The Nonshattering Trait in Cereal Crops

This is the tenth in a series of posts reviewing the 17 articles found in the October 2014 Special Issue of American Journal of Botany, Speaking of Food: Connecting Basic and Applied Science.

Morphological Diversity and Genetic Regulation of Inflorescence Abscission Zones in Grasses by Andrew N. Doust, Margarita Mauro-Herrera, Amie D. Francis, and Laura C. Shand

Seed dispersal is a key aspect of reproduction in plants. Producing seeds requires large amounts of energy and resources, and if the seeds don’t find their way to a suitable environment where they can germinate and grow, then it may be all for naught. There are several modes of seed dispersal (wind, gravity, water, animals, ballistics), and each plant species has its own story to tell in this regard.
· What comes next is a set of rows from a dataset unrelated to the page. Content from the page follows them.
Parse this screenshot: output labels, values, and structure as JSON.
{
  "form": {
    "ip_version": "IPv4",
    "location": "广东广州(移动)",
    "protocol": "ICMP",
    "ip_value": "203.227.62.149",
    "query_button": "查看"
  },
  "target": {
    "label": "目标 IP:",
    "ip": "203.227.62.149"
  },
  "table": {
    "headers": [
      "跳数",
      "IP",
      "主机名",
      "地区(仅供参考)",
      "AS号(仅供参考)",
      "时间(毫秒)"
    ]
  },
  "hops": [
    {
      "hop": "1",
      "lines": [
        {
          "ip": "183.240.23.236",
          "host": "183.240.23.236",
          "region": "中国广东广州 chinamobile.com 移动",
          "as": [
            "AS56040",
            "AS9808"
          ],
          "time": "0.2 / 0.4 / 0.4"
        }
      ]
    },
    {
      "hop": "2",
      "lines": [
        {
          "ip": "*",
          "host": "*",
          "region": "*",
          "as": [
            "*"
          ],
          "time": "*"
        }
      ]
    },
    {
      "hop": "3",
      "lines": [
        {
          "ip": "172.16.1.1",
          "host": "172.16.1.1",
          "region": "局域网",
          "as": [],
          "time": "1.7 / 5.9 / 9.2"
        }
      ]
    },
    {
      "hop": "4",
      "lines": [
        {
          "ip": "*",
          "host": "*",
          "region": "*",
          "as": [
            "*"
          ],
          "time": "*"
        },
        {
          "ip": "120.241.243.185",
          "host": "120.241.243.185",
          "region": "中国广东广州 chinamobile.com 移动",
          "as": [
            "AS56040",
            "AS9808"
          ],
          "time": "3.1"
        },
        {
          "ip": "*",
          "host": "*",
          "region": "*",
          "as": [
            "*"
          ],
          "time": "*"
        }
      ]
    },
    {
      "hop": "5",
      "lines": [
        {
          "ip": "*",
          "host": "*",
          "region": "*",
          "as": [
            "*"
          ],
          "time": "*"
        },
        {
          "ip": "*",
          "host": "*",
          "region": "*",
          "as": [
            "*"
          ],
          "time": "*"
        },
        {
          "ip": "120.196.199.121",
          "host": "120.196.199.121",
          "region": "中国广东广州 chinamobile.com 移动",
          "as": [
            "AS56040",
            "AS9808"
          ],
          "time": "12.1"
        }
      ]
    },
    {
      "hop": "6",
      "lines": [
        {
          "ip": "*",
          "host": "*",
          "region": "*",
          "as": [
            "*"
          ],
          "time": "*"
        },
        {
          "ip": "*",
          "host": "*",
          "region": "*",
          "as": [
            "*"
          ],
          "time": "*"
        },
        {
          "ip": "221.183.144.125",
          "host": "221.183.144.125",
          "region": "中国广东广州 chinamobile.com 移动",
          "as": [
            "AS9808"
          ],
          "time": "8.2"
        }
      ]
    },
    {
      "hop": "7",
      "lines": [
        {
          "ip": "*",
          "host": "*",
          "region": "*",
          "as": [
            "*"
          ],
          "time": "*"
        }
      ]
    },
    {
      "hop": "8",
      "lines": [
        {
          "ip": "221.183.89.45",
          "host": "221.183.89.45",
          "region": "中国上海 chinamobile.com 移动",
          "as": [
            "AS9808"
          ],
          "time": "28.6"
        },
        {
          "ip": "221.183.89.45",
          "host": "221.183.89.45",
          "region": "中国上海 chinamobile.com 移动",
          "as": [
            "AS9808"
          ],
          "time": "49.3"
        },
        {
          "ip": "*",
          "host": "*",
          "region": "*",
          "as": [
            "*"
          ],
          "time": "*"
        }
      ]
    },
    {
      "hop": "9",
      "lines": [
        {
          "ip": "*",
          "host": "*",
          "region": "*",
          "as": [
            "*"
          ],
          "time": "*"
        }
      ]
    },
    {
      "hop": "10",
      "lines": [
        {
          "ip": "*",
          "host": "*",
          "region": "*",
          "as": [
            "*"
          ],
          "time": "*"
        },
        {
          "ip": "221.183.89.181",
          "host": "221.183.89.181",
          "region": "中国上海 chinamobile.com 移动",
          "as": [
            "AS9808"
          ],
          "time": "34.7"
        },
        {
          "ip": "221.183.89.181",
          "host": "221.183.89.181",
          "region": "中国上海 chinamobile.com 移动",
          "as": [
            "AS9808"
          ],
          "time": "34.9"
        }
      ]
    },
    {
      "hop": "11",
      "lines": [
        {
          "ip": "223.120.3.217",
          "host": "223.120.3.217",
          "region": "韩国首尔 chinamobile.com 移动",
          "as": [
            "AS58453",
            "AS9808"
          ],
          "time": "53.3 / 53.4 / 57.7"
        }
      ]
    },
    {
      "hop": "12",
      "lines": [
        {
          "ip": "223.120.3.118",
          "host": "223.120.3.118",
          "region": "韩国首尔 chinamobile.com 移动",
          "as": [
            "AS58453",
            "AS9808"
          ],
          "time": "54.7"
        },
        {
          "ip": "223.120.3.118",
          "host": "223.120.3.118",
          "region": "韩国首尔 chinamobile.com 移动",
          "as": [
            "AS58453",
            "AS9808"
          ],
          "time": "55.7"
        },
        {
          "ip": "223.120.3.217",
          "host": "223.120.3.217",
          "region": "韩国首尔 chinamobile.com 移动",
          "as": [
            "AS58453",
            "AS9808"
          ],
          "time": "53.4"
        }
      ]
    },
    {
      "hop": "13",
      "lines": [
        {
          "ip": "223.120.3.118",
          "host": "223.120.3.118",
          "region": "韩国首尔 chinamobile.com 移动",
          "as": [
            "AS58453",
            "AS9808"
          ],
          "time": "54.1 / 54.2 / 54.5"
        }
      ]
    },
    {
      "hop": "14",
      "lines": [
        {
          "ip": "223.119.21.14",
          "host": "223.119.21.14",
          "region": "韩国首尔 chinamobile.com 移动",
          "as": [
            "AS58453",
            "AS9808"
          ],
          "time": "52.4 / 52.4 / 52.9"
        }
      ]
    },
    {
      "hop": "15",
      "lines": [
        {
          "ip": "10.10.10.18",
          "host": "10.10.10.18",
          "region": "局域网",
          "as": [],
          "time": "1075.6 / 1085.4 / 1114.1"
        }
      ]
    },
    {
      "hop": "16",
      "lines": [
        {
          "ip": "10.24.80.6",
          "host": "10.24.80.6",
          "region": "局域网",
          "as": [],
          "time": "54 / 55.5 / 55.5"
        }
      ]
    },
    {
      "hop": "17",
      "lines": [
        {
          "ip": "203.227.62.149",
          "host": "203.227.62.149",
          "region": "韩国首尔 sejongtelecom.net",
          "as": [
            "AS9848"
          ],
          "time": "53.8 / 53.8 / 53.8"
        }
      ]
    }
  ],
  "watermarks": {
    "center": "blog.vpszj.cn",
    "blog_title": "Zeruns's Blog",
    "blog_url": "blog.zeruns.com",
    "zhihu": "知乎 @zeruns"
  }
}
However, one commonality that most all seed dispersal stories share is “disarticulation [separation] of the seed or fruit from the body of the plant via means of the formation of an abscission zone.”

Seeds are typically dispersed inside fruits, and attached to the fruits may be other plant structures (such as parts of the inflorescence or, in the case of tumbleweeds, the whole plant). The entire dispersal unit (seed, fruit, etc.) is known as a diaspore. In the grass family, a fruit is called a caryopsis. It is a unique fruit because the fruit wall is fused to the seed, making it difficult to distinguish between the two. Methods of disarticulation in grasses are diverse, with diaspores varying greatly in their sizes and the plant parts they contain. Below is a figure from this article showing this diversity. Abscission zones are depicted using red dotted lines.

Domesticated crop plants do not exhibit the same levels of disarticulation that their wild relatives do. This is because “nonshattering forms” were selected during early stages of domestication due to their ease of harvest. Today, all domesticated cereal crops are nonshattering, and all began by selecting “a nonshattering phenotype where the grain [did] not fall easily from the inflorescence.”  However, the wild relatives of cereal crops, “as well as grasses as a whole, differ widely in their manner of disarticulation [as indicated in the figure above].” A mutation in the genes that control abscission is what leads to nonshattering phenotypes. Because all domesticated cereal crops began as nonshattering mutants, the authors of this study were interested in investigating whether or not there is a common genetic pathway across all cereal crops and their wild grass relatives that controls the abscission trait.

The “genetic control of loss of shattering” is important to those interested in domestication, thus it “has been studied in all major crops.” Some of these studies suggest that there is a common genetic pathway that controls abscission in cereal crops, while others suggest there may not be. The authors of this study suspect that “there is potential for considerable genetic complexity” in this pathway, and so before we can determine “the extent to which there are elements of a common genetic pathway,” we must first develop “a better understanding of both diversity of disarticulation patterns and genetic evidence for shared pathways across the grasses.”

In an effort to begin to answer this question, the authors used herbaria vouchers to analyze “morphological data on abscission zones for over 10,000 species of grasses.” They also reviewed published scientific studies concerning the genetics of disarticulation in grasses and cereal crops. They determined that “the evidence for a common genetic pathway is tantalizing but incomplete,” and that their results could be used to inform a “research plan that could test the common genetic pathway model more thoroughly.” Further studies can also “provide new targets for control and fine-tuning of the shattering response” in crop plants, which could result in “reducing harvest losses and providing opportunities for selection in emerging domesticated crops.”

Foxtail millet, Setaria italic (photo credit: www.eol.org)

Foxtail millet (Setaria italica), a widely cultivated species of millet, has “shattering genes” similar to those found in sorghum and rice (photo credit: www.eol.org)